(Data extracted from a collection)

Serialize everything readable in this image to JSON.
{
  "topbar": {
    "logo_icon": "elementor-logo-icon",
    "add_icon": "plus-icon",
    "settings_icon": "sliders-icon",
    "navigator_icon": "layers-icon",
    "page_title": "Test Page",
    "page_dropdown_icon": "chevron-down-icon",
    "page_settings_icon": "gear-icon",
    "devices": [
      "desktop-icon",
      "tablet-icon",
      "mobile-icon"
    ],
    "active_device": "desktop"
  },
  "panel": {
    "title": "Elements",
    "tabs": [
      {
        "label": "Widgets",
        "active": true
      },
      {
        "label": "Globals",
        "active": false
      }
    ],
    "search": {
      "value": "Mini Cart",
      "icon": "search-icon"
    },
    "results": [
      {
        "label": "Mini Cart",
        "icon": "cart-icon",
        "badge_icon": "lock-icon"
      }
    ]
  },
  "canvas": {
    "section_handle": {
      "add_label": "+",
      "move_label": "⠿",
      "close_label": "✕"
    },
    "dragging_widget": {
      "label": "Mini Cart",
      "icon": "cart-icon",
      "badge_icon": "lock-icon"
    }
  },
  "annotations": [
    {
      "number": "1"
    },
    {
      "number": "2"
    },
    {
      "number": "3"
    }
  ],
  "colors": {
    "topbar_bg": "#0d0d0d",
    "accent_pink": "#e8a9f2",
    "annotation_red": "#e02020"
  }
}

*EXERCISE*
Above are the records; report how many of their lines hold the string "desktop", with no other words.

*YOUR RESPONSE*
2